The album also includes a couple of reggae grooves, which isn't surprising as that was the sort of music that Levene grew up with in the early 70's. "I grew up listening to a lot of reggae - I used to be a skinhead. I like to get those influences onto a record and there are a lot of different aspects to music that I've used on this album. "There's a couple of good things going on at the moment, but I don't hear much music - maybe I'm an old fart. "I went to see the Stones recently when they played in LA (*) and the whole thing was like a fascist rally - the crowd were so far away, they weren't allowed to touch the band or dance. "It's all packaging now - typical of the 80s. Packaging CDs like they were McDonald's. It's a fascist regime of communication, there's nothing exciting about a record now."
So why did he leave our cold damp isle for sunny Californian climes just as the party finally got re-started over here? "I only just left London a couple of months ago. While I was there I was in the studio with Adrian (Sherwood) a lot, I saw a bit of Wobble and had a laugh. "The most happening thing in London at the moment is Sherwood and his On-U Sound System - I really enjoyed working on the Clail album. "I'd like to do something like that on a more grandiose scale. It's getting the dosh to do it. I'd like to combine the live thing with the sound system thing."
Harking back to the PIL days, Levene believes that the rock gig has become a dull conveyor-belt system of entertainment. "With PIL, if there had been a riot then something got smashed, or if there was a lot of people on stage, fuckin' great. It was all about getting that response from the audience - the opposite of thinking about what the audience wanted. The name of the band, Violent Opposition, is like hoping to get a response. We have no expectations - we just want a high velocity response."
So what does Levene think of his former partner John Lydon? "PIL is a travesty, a disgrace.
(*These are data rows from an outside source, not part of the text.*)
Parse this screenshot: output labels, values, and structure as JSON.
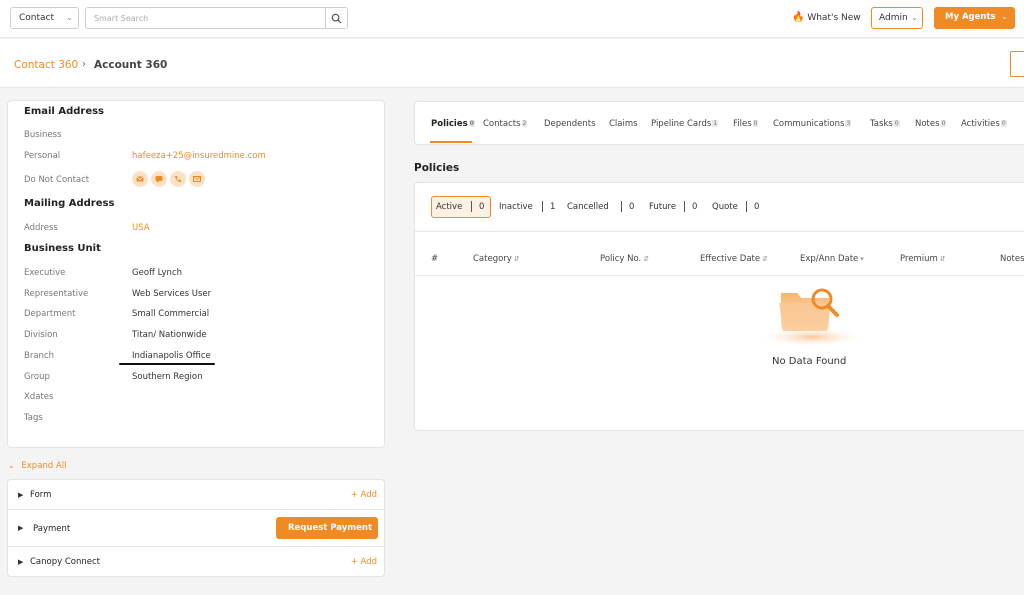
{
  "topbar": {
    "entity_select": "Contact",
    "search_placeholder": "Smart Search",
    "whats_new": "What's New",
    "admin": "Admin",
    "my_agents": "My Agents"
  },
  "breadcrumb": {
    "parent": "Contact 360",
    "current": "Account 360"
  },
  "details": {
    "email_title": "Email Address",
    "business_label": "Business",
    "personal_label": "Personal",
    "personal_value": "hafeeza+25@insuredmine.com",
    "dnc_label": "Do Not Contact",
    "mailing_title": "Mailing Address",
    "address_label": "Address",
    "address_value": "USA",
    "bu_title": "Business Unit",
    "rows": [
      {
        "label": "Executive",
        "value": "Geoff Lynch"
      },
      {
        "label": "Representative",
        "value": "Web Services User"
      },
      {
        "label": "Department",
        "value": "Small Commercial"
      },
      {
        "label": "Division",
        "value": "Titan/ Nationwide"
      },
      {
        "label": "Branch",
        "value": "Indianapolis Office"
      },
      {
        "label": "Group",
        "value": "Southern Region"
      },
      {
        "label": "Xdates",
        "value": ""
      },
      {
        "label": "Tags",
        "value": ""
      }
    ]
  },
  "accordion": {
    "expand_all": "Expand All",
    "form_title": "Form",
    "form_add": "+ Add",
    "payment_title": "Payment",
    "payment_btn": "Request Payment",
    "canopy_title": "Canopy Connect",
    "canopy_add": "+ Add"
  },
  "tabs": [
    {
      "label": "Policies",
      "badge": "0"
    },
    {
      "label": "Contacts",
      "badge": "2"
    },
    {
      "label": "Dependents",
      "badge": ""
    },
    {
      "label": "Claims",
      "badge": ""
    },
    {
      "label": "Pipeline Cards",
      "badge": "1"
    },
    {
      "label": "Files",
      "badge": "0"
    },
    {
      "label": "Communications",
      "badge": "3"
    },
    {
      "label": "Tasks",
      "badge": "0"
    },
    {
      "label": "Notes",
      "badge": "0"
    },
    {
      "label": "Activities",
      "badge": "0"
    }
  ],
  "policies": {
    "title": "Policies",
    "filters": [
      {
        "label": "Active",
        "count": "0"
      },
      {
        "label": "Inactive",
        "count": "1"
      },
      {
        "label": "Cancelled",
        "count": "0"
      },
      {
        "label": "Future",
        "count": "0"
      },
      {
        "label": "Quote",
        "count": "0"
      }
    ],
    "columns": [
      "#",
      "Category",
      "Policy No.",
      "Effective Date",
      "Exp/Ann Date",
      "Premium",
      "Notes"
    ],
    "empty_text": "No Data Found"
  },
  "colors": {
    "accent": "#f08a24"
  }
}
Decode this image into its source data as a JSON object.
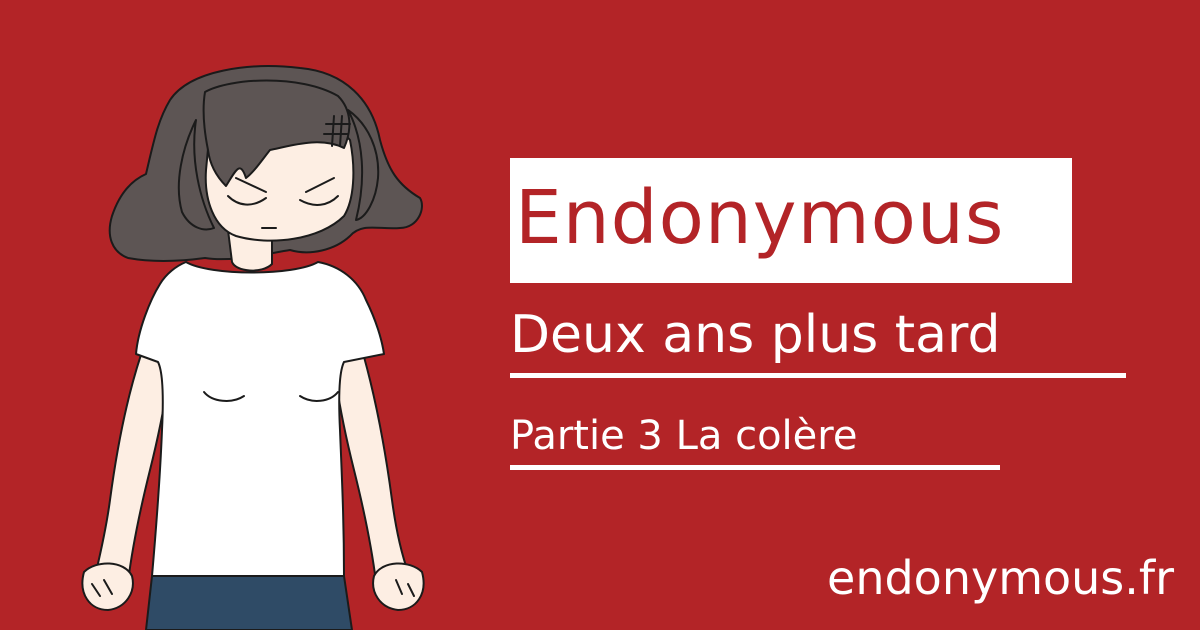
{
  "colors": {
    "background": "#b32427",
    "title_box": "#ffffff",
    "title_text": "#b32427",
    "text": "#ffffff",
    "hair": "#5d5554",
    "skin": "#fdeee3",
    "shirt": "#ffffff",
    "pants": "#2f4b66",
    "outline": "#1b1b1b"
  },
  "illustration": {
    "icon": "angry-woman-illustration",
    "anger_mark_icon": "anger-symbol-icon"
  },
  "title": "Endonymous",
  "subtitle": "Deux ans plus tard",
  "part": "Partie 3 La colère",
  "site": "endonymous.fr"
}
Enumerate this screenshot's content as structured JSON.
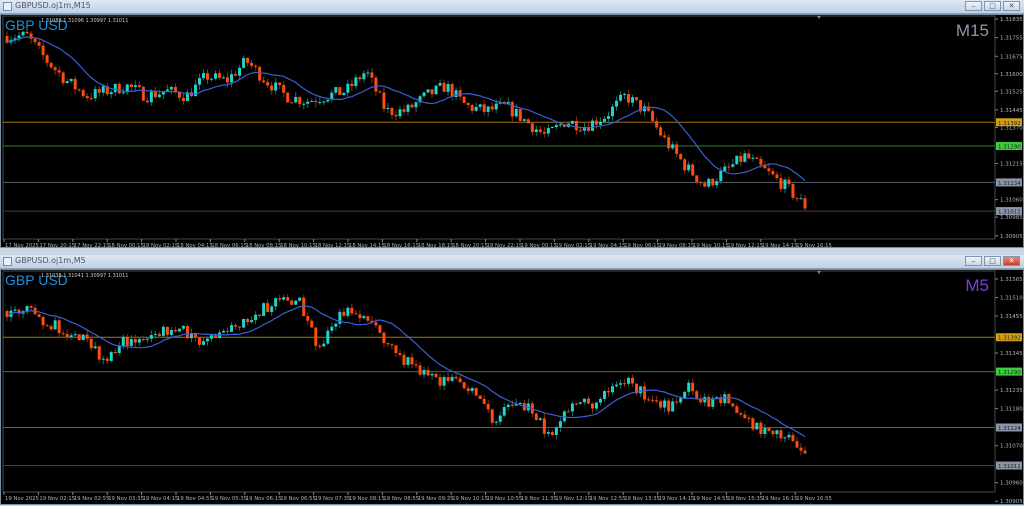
{
  "colors": {
    "bull": "#22d3c8",
    "bull_wick": "#1a7070",
    "bear": "#ff4c0c",
    "bear_wick": "#8a3510",
    "ma": "#3a5fd6",
    "axis_text": "#b0b0b0"
  },
  "windows": [
    {
      "title": "GBPUSD.oj1m,M15",
      "symbol": "GBP USD",
      "ohlc": "1.31088 1.31096 1.30997 1.31011",
      "timeframe": "M15",
      "timeframe_color": "#8a96a8",
      "chart_data": {
        "type": "candlestick",
        "candle_count": 200,
        "price_path": [
          1.31762,
          1.31762,
          1.31655,
          1.31569,
          1.31505,
          1.31526,
          1.31548,
          1.31505,
          1.31526,
          1.31505,
          1.3159,
          1.31569,
          1.31655,
          1.31569,
          1.31505,
          1.31483,
          1.31505,
          1.31526,
          1.31612,
          1.3144,
          1.3144,
          1.31505,
          1.31548,
          1.31462,
          1.3144,
          1.31462,
          1.31397,
          1.31333,
          1.31397,
          1.31376,
          1.31419,
          1.31505,
          1.3144,
          1.31312,
          1.31204,
          1.31119,
          1.31183,
          1.31247,
          1.31183,
          1.31119,
          1.31033
        ],
        "price_ticks": [
          "1.31835",
          "1.31755",
          "1.31675",
          "1.31600",
          "1.31525",
          "1.31445",
          "1.31370",
          "1.31215",
          "1.31060",
          "1.30985",
          "1.30905"
        ],
        "levels": [
          {
            "price": "1.31392",
            "color": "#d4a017",
            "line": "#a07810"
          },
          {
            "price": "1.31290",
            "color": "#3ccf3c",
            "line": "#2e7d2e"
          },
          {
            "price": "1.31134",
            "color": "#8a96a8",
            "line": "#55606c"
          },
          {
            "price": "1.31011",
            "color": "#8a96a8",
            "line": "#3a4048"
          }
        ],
        "time_labels": [
          "17 Nov 2025",
          "17 Nov 20:15",
          "17 Nov 22:15",
          "18 Nov 00:15",
          "18 Nov 02:15",
          "18 Nov 04:15",
          "18 Nov 06:15",
          "18 Nov 08:15",
          "18 Nov 10:15",
          "18 Nov 12:15",
          "18 Nov 14:15",
          "18 Nov 16:15",
          "18 Nov 18:15",
          "18 Nov 20:15",
          "18 Nov 22:15",
          "19 Nov 00:15",
          "19 Nov 02:15",
          "19 Nov 04:15",
          "19 Nov 06:15",
          "19 Nov 08:15",
          "19 Nov 10:15",
          "19 Nov 12:15",
          "19 Nov 14:15",
          "19 Nov 16:15"
        ]
      }
    },
    {
      "title": "GBPUSD.oj1m,M5",
      "symbol": "GBP USD",
      "ohlc": "1.31038 1.31041 1.30997 1.31011",
      "timeframe": "M5",
      "timeframe_color": "#7b3fd0",
      "chart_data": {
        "type": "candlestick",
        "candle_count": 200,
        "price_path": [
          1.3147,
          1.3147,
          1.3144,
          1.31411,
          1.31396,
          1.31321,
          1.31381,
          1.31381,
          1.31411,
          1.31411,
          1.31366,
          1.31396,
          1.31425,
          1.3147,
          1.315,
          1.315,
          1.31366,
          1.31455,
          1.3147,
          1.31411,
          1.31351,
          1.31292,
          1.31262,
          1.31262,
          1.31232,
          1.31143,
          1.31203,
          1.31173,
          1.31084,
          1.31203,
          1.31188,
          1.31247,
          1.31262,
          1.31203,
          1.31188,
          1.31247,
          1.31188,
          1.31218,
          1.31143,
          1.31114,
          1.31099,
          1.31048
        ],
        "price_ticks": [
          "1.31565",
          "1.31510",
          "1.31455",
          "1.31345",
          "1.31235",
          "1.31180",
          "1.31070",
          "1.30960",
          "1.30905"
        ],
        "levels": [
          {
            "price": "1.31392",
            "color": "#d4a017",
            "line": "#a07810"
          },
          {
            "price": "1.31290",
            "color": "#3ccf3c",
            "line": "#2e7d2e"
          },
          {
            "price": "1.31124",
            "color": "#8a96a8",
            "line": "#55606c"
          },
          {
            "price": "1.31011",
            "color": "#8a96a8",
            "line": "#3a4048"
          }
        ],
        "time_labels": [
          "19 Nov 2025",
          "19 Nov 02:15",
          "19 Nov 02:55",
          "19 Nov 03:35",
          "19 Nov 04:15",
          "19 Nov 04:55",
          "19 Nov 05:35",
          "19 Nov 06:15",
          "19 Nov 06:55",
          "19 Nov 07:35",
          "19 Nov 08:15",
          "19 Nov 08:55",
          "19 Nov 09:35",
          "19 Nov 10:15",
          "19 Nov 10:55",
          "19 Nov 11:35",
          "19 Nov 12:15",
          "19 Nov 12:55",
          "19 Nov 13:35",
          "19 Nov 14:15",
          "19 Nov 14:55",
          "19 Nov 15:35",
          "19 Nov 16:15",
          "19 Nov 16:55"
        ]
      }
    }
  ],
  "window_buttons": {
    "minimize": "–",
    "maximize": "□",
    "close": "✕"
  }
}
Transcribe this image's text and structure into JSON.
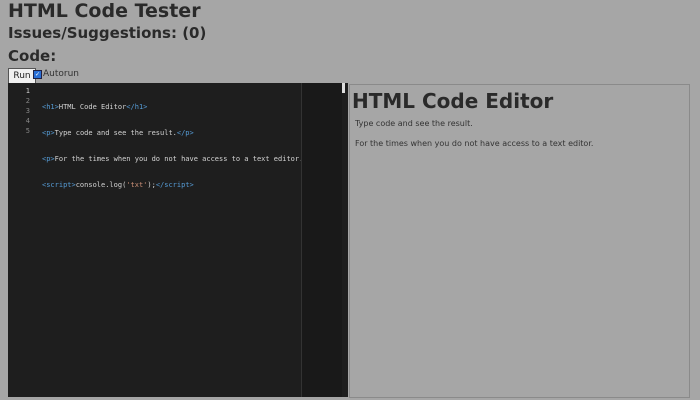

I've got far more of a right to that name than the man with the current responsibility. There's like a list of things not to do and he seems to have done most of them. "When we played in PIL, people used to talk about the gigs. The music really sucks now - I'd rather listen to U2, and that's really saying something. "I've only spoken to Lydon twice on the phone since the split and he's constantly lied about me and slagged me off in the press. I don't think that the man is hungry enough these days - he's too tied up with the lawyer."
Bitter words they may be, but then it was Levene's sonic axe slicing on the 'Metal Box' marvel that virtually reinvented the six-string as a creative tool and not as a cod-piece extra. It's been a sad collapse for Lydon, but his former guitarist and bassist are still committed to cutting edge action. And with major label interest in his current scribbling's, Levene may even get the chance to cash in on his music. Public interest, it seems, is unlimited.
Rolling Stones played three gigs at Los Angeles Memorial Coliseum on 18.,21. and 22.10.1989
Picture Credits: (Top to Bottom)
Jah Wobble; circa 1989 © unknown
Keith in LA, 1989 © Evgena Nesterov